- What are some considerations that researchers face when designing a study?
Follow the steps below. The underlined segments prompt you to know what specific information you need to write next to each number when you write your answer in the discussion board. Your Coach will post an example answer on the discussion board.
1) Choose a topic: Choose a public health problem that you would like to investigate. Briefly state the health issue.
2) Research the topic: Read general background information about your topic using reliable websites such as those belonging to a federal agency (e.g., Health Services and Resources Administration, Centers for Disease Control and Prevention, Bureau of Primary Health Care), respected national organization (e.g., American Heart Association, American Cancer Association, Kaiser Family Foundation), and/or peer-reviewed journal articles.
3) Document Prevalence and/or Incidence: Find and write the prevalence or incidence of the condition using one or more of your reliable websites or articles. Cite the source for the prevalence or incidence next to it.
4) Hypothesize: Considering what you have learned about the health issue you’ve chosen, consider the possible risk factors for the condition, means of prevention, and potential outcomes.
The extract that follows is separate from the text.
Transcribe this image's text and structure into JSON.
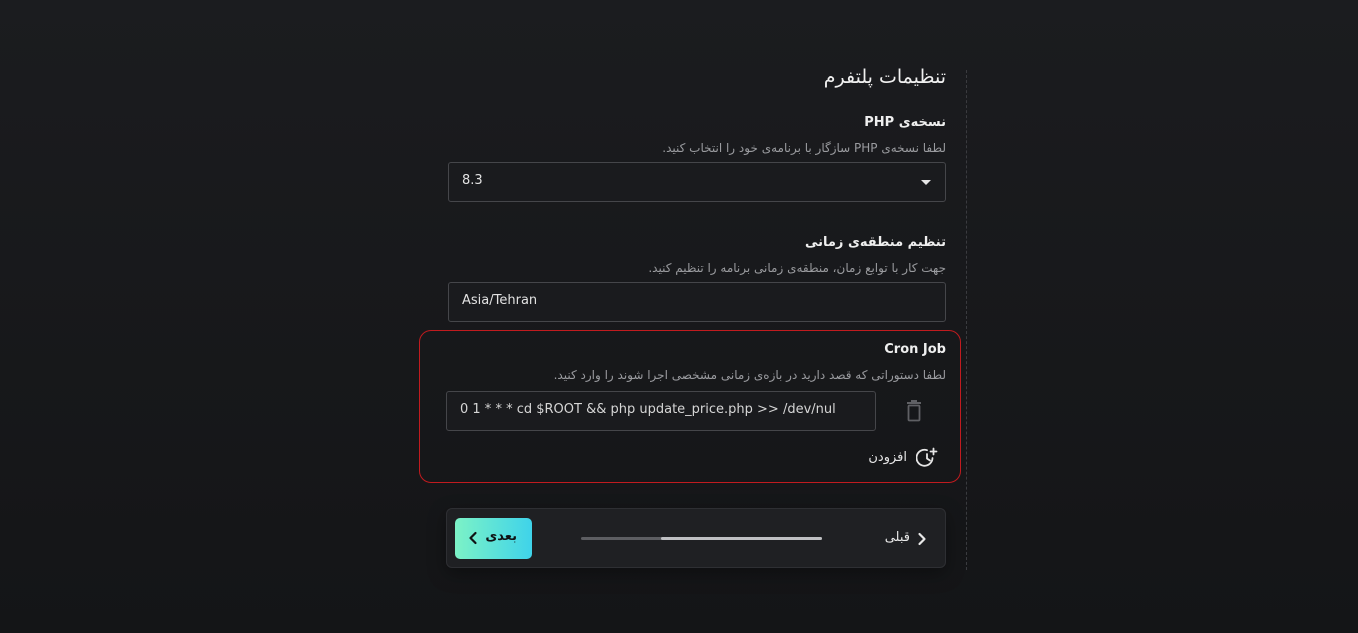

Write a carefully considered hypothesis about one risk factor or means of prevention (this is the “exposure) that you could test which has not, based on what you read, been widely studied.
5) Design your study: Once you have your hypothesis, design a study that you could do to test your hypothesis. Imagine that time, money, and logistics are unlimited and you have all the resources you need at your disposal. Include the following information:
5a. Who are your study participants?
5b. How would you collect or obtain your data?
5c. What time of study design would you use? (e.g., cohort, case-control, observational, or randomized control trial)
5d. Why is this design (your answer to 5c) an appropriate study design for your study?
5e. Into which category of study design does your study design fall? (experimental, quasi-experimental, observational)
5f. What elements of your study justify inclusion into the category of study design you wrote for 5d? (e.g., is there manipulation? randomization?)